Output each entry in full so that the result matches the data exactly.

Input data:
== Segment start ==

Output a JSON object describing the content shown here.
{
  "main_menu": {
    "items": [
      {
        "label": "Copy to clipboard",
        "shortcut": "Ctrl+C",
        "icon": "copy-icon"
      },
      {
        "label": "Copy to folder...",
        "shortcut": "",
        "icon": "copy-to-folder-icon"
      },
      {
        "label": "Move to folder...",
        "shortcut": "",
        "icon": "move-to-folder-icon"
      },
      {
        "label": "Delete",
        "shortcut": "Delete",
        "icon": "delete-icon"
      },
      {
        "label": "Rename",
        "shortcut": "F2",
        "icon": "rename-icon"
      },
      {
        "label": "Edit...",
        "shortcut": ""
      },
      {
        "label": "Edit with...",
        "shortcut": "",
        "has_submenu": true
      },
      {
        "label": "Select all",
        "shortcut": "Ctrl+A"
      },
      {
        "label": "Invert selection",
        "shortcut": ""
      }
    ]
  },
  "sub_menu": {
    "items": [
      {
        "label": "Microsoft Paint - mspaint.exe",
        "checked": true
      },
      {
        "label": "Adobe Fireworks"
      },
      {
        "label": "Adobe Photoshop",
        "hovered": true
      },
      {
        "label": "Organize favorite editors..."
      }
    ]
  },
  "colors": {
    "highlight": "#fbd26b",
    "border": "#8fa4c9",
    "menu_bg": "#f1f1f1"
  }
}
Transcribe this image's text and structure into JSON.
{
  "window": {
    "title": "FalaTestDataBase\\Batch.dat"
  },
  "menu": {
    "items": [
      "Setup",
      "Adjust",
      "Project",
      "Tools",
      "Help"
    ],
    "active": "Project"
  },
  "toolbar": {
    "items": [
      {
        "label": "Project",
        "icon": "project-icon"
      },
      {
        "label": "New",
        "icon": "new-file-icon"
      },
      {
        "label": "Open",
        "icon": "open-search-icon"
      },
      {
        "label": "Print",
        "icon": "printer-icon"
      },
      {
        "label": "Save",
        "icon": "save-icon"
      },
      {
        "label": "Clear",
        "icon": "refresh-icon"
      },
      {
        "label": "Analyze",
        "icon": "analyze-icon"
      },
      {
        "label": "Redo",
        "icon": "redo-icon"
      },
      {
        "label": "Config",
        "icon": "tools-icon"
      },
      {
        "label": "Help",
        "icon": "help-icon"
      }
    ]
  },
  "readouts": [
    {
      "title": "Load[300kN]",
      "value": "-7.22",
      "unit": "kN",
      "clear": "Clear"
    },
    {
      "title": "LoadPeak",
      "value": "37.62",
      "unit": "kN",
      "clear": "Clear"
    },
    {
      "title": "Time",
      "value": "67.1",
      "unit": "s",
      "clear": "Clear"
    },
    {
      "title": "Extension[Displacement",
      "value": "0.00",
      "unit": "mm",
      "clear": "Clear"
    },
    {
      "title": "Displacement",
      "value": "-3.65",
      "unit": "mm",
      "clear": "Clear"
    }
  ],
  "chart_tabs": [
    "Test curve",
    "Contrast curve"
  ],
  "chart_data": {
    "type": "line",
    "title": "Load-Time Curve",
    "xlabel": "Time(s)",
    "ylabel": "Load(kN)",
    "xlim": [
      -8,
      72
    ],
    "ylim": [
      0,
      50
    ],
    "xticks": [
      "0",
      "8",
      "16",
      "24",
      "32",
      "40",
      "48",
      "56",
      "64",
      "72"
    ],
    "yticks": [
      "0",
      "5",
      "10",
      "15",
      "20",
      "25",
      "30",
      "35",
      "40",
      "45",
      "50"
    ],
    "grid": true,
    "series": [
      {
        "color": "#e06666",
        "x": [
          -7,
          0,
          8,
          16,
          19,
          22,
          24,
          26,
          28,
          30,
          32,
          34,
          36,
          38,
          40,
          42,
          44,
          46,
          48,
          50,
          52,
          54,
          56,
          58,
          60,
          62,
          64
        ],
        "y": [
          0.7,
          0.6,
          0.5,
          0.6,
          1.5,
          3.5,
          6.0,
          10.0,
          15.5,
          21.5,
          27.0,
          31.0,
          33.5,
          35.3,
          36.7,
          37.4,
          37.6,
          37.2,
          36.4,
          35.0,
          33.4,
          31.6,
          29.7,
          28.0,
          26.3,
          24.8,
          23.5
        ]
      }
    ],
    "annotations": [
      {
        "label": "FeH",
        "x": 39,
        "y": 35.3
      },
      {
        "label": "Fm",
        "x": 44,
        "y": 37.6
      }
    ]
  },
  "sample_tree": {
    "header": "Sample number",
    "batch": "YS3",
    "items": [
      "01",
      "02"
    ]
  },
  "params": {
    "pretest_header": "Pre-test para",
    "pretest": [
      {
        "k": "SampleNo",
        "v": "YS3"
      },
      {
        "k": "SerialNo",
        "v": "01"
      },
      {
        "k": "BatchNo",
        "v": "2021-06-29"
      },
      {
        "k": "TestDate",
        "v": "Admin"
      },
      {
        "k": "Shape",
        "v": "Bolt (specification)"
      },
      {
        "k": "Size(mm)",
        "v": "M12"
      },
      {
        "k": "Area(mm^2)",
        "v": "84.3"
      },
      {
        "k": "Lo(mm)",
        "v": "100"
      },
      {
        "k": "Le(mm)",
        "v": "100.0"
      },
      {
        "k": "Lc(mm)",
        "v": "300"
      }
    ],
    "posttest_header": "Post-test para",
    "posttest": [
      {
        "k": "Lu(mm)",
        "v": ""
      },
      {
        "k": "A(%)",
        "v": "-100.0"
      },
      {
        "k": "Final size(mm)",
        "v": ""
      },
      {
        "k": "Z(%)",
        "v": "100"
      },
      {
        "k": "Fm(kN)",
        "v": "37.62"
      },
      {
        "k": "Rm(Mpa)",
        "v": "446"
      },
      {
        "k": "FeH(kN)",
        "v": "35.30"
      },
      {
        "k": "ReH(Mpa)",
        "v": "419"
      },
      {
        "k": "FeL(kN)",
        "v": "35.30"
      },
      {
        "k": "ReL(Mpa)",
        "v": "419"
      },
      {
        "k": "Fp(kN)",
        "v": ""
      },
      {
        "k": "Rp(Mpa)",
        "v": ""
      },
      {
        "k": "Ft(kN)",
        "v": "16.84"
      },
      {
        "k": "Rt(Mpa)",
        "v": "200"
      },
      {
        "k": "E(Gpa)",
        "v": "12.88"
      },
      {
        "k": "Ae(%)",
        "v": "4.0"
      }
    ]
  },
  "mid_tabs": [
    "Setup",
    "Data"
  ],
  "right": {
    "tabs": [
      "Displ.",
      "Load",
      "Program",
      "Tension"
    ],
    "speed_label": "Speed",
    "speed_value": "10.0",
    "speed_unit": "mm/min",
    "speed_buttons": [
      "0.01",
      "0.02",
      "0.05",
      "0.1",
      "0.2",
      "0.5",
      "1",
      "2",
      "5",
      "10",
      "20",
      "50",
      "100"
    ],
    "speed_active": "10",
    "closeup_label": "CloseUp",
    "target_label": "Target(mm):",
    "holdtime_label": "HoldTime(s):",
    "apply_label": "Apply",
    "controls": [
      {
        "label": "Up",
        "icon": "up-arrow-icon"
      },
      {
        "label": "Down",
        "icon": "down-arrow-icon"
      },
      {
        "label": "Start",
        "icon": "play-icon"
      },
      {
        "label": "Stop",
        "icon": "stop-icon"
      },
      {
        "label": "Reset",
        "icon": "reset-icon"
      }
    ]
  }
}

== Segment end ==

Result for this exercise:
Output a JSON object describing the content shown here.
{
  "main_menu": {
    "items": [
      {
        "label": "Copy to clipboard",
        "shortcut": "Ctrl+C",
        "icon": "copy-icon"
      },
      {
        "label": "Copy to folder...",
        "shortcut": "",
        "icon": "copy-to-folder-icon"
      },
      {
        "label": "Move to folder...",
        "shortcut": "",
        "icon": "move-to-folder-icon"
      },
      {
        "label": "Delete",
        "shortcut": "Delete",
        "icon": "delete-icon"
      },
      {
        "label": "Rename",
        "shortcut": "F2",
        "icon": "rename-icon"
      },
      {
        "label": "Edit...",
        "shortcut": ""
      },
      {
        "label": "Edit with...",
        "shortcut": "",
        "has_submenu": true
      },
      {
        "label": "Select all",
        "shortcut": "Ctrl+A"
      },
      {
        "label": "Invert selection",
        "shortcut": ""
      }
    ]
  },
  "sub_menu": {
    "items": [
      {
        "label": "Microsoft Paint - mspaint.exe",
        "checked": true
      },
      {
        "label": "Adobe Fireworks"
      },
      {
        "label": "Adobe Photoshop",
        "hovered": true
      },
      {
        "label": "Organize favorite editors..."
      }
    ]
  },
  "colors": {
    "highlight": "#fbd26b",
    "border": "#8fa4c9",
    "menu_bg": "#f1f1f1"
  }
}
Transcribe this image's text and structure into JSON.
{
  "window": {
    "title": "FalaTestDataBase\\Batch.dat"
  },
  "menu": {
    "items": [
      "Setup",
      "Adjust",
      "Project",
      "Tools",
      "Help"
    ],
    "active": "Project"
  },
  "toolbar": {
    "items": [
      {
        "label": "Project",
        "icon": "project-icon"
      },
      {
        "label": "New",
        "icon": "new-file-icon"
      },
      {
        "label": "Open",
        "icon": "open-search-icon"
      },
      {
        "label": "Print",
        "icon": "printer-icon"
      },
      {
        "label": "Save",
        "icon": "save-icon"
      },
      {
        "label": "Clear",
        "icon": "refresh-icon"
      },
      {
        "label": "Analyze",
        "icon": "analyze-icon"
      },
      {
        "label": "Redo",
        "icon": "redo-icon"
      },
      {
        "label": "Config",
        "icon": "tools-icon"
      },
      {
        "label": "Help",
        "icon": "help-icon"
      }
    ]
  },
  "readouts": [
    {
      "title": "Load[300kN]",
      "value": "-7.22",
      "unit": "kN",
      "clear": "Clear"
    },
    {
      "title": "LoadPeak",
      "value": "37.62",
      "unit": "kN",
      "clear": "Clear"
    },
    {
      "title": "Time",
      "value": "67.1",
      "unit": "s",
      "clear": "Clear"
    },
    {
      "title": "Extension[Displacement",
      "value": "0.00",
      "unit": "mm",
      "clear": "Clear"
    },
    {
      "title": "Displacement",
      "value": "-3.65",
      "unit": "mm",
      "clear": "Clear"
    }
  ],
  "chart_tabs": [
    "Test curve",
    "Contrast curve"
  ],
  "chart_data": {
    "type": "line",
    "title": "Load-Time Curve",
    "xlabel": "Time(s)",
    "ylabel": "Load(kN)",
    "xlim": [
      -8,
      72
    ],
    "ylim": [
      0,
      50
    ],
    "xticks": [
      "0",
      "8",
      "16",
      "24",
      "32",
      "40",
      "48",
      "56",
      "64",
      "72"
    ],
    "yticks": [
      "0",
      "5",
      "10",
      "15",
      "20",
      "25",
      "30",
      "35",
      "40",
      "45",
      "50"
    ],
    "grid": true,
    "series": [
      {
        "color": "#e06666",
        "x": [
          -7,
          0,
          8,
          16,
          19,
          22,
          24,
          26,
          28,
          30,
          32,
          34,
          36,
          38,
          40,
          42,
          44,
          46,
          48,
          50,
          52,
          54,
          56,
          58,
          60,
          62,
          64
        ],
        "y": [
          0.7,
          0.6,
          0.5,
          0.6,
          1.5,
          3.5,
          6.0,
          10.0,
          15.5,
          21.5,
          27.0,
          31.0,
          33.5,
          35.3,
          36.7,
          37.4,
          37.6,
          37.2,
          36.4,
          35.0,
          33.4,
          31.6,
          29.7,
          28.0,
          26.3,
          24.8,
          23.5
        ]
      }
    ],
    "annotations": [
      {
        "label": "FeH",
        "x": 39,
        "y": 35.3
      },
      {
        "label": "Fm",
        "x": 44,
        "y": 37.6
      }
    ]
  },
  "sample_tree": {
    "header": "Sample number",
    "batch": "YS3",
    "items": [
      "01",
      "02"
    ]
  },
  "params": {
    "pretest_header": "Pre-test para",
    "pretest": [
      {
        "k": "SampleNo",
        "v": "YS3"
      },
      {
        "k": "SerialNo",
        "v": "01"
      },
      {
        "k": "BatchNo",
        "v": "2021-06-29"
      },
      {
        "k": "TestDate",
        "v": "Admin"
      },
      {
        "k": "Shape",
        "v": "Bolt (specification)"
      },
      {
        "k": "Size(mm)",
        "v": "M12"
      },
      {
        "k": "Area(mm^2)",
        "v": "84.3"
      },
      {
        "k": "Lo(mm)",
        "v": "100"
      },
      {
        "k": "Le(mm)",
        "v": "100.0"
      },
      {
        "k": "Lc(mm)",
        "v": "300"
      }
    ],
    "posttest_header": "Post-test para",
    "posttest": [
      {
        "k": "Lu(mm)",
        "v": ""
      },
      {
        "k": "A(%)",
        "v": "-100.0"
      },
      {
        "k": "Final size(mm)",
        "v": ""
      },
      {
        "k": "Z(%)",
        "v": "100"
      },
      {
        "k": "Fm(kN)",
        "v": "37.62"
      },
      {
        "k": "Rm(Mpa)",
        "v": "446"
      },
      {
        "k": "FeH(kN)",
        "v": "35.30"
      },
      {
        "k": "ReH(Mpa)",
        "v": "419"
      },
      {
        "k": "FeL(kN)",
        "v": "35.30"
      },
      {
        "k": "ReL(Mpa)",
        "v": "419"
      },
      {
        "k": "Fp(kN)",
        "v": ""
      },
      {
        "k": "Rp(Mpa)",
        "v": ""
      },
      {
        "k": "Ft(kN)",
        "v": "16.84"
      },
      {
        "k": "Rt(Mpa)",
        "v": "200"
      },
      {
        "k": "E(Gpa)",
        "v": "12.88"
      },
      {
        "k": "Ae(%)",
        "v": "4.0"
      }
    ]
  },
  "mid_tabs": [
    "Setup",
    "Data"
  ],
  "right": {
    "tabs": [
      "Displ.",
      "Load",
      "Program",
      "Tension"
    ],
    "speed_label": "Speed",
    "speed_value": "10.0",
    "speed_unit": "mm/min",
    "speed_buttons": [
      "0.01",
      "0.02",
      "0.05",
      "0.1",
      "0.2",
      "0.5",
      "1",
      "2",
      "5",
      "10",
      "20",
      "50",
      "100"
    ],
    "speed_active": "10",
    "closeup_label": "CloseUp",
    "target_label": "Target(mm):",
    "holdtime_label": "HoldTime(s):",
    "apply_label": "Apply",
    "controls": [
      {
        "label": "Up",
        "icon": "up-arrow-icon"
      },
      {
        "label": "Down",
        "icon": "down-arrow-icon"
      },
      {
        "label": "Start",
        "icon": "play-icon"
      },
      {
        "label": "Stop",
        "icon": "stop-icon"
      },
      {
        "label": "Reset",
        "icon": "reset-icon"
      }
    ]
  }
}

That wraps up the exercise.